- Low refrigerant level: Chilled refrigerant absorbs heat from the indoor air as it goes through the evaporator coil. If the system is undercharged or leaking and the refrigerant level is not high enough, it loses the ability to absorb the heat. This can cause the temperature to slide below freezing and ice to form on the coil.
- Dirty evaporator coil: Dust and grime may build up on a forgotten evaporator coil, effectively insulating it and stopping the refrigerant inside of it from absorbing heat. When this occurs, the coil could freeze.
- Failing thermostat: Poor temperature calibration may cause the air conditioner to run constantly, even when the indoor temperature is already at the correct level. Constant operation can make the evaporator coil so cold that it freezes up.
- Blower issues: The blower circulates air through the evaporator coil. If it isn’t working right or operating at a low speed, the low level of airflow could freeze the evaporator coil.
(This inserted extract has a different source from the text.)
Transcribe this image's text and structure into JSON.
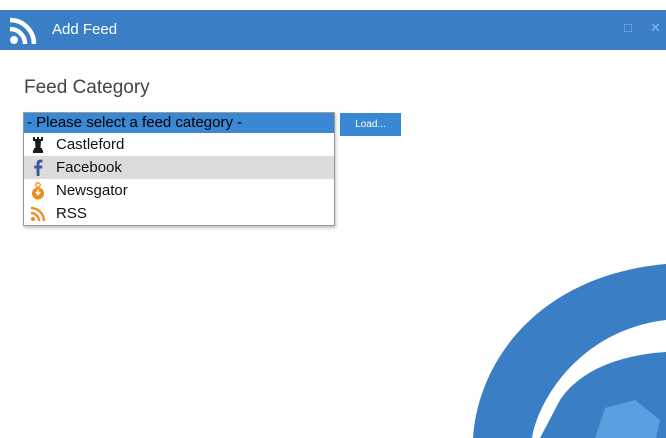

3. The AC Makes a Gurgling or Bubbling Sound
Refrigerant is a vital part of the cooling process. If a leak has formed or air has become stuck in the refrigerant line, you can hear gurgling or bubbling as the refrigerant flows. Similarly, your system could very well gurgle because of overcharged refrigerant. Always leave AC repairs to a professional who can ensure the right refrigerant charge.
4. The AC Makes a Hissing Noise
A hissing noise from your air conditioner could signify one of these problems:
- Refrigerant leaks: Depending on the location and extent of a refrigerant leak, it may produce more of a hissing noise than a gurgling or bubbling sound.
- Problem with the compressor: The compressor located in the outdoor condensing unit pressurizes the refrigerant as it passes through the AC model. This element may make a hissing noise if it gets damaged.
- Internal valve leak: The valve that controls refrigerant movement within the compressor may also leak and hiss.
Schedule Air Conditioning Services
If you hear a sound similar to running water from your air conditioner, take steps to diagnose and address the cause to stop further damage. [companyname] can identify and service any issue causing your AC to sound like running water, whether that’s condensation buildup, a refrigerant leak, a stopped up drain line or a frozen evaporator coil. Every AC repair comes with a one-year 100% satisfaction guarantee! To learn more or request a repair estimate, please contact [companyname].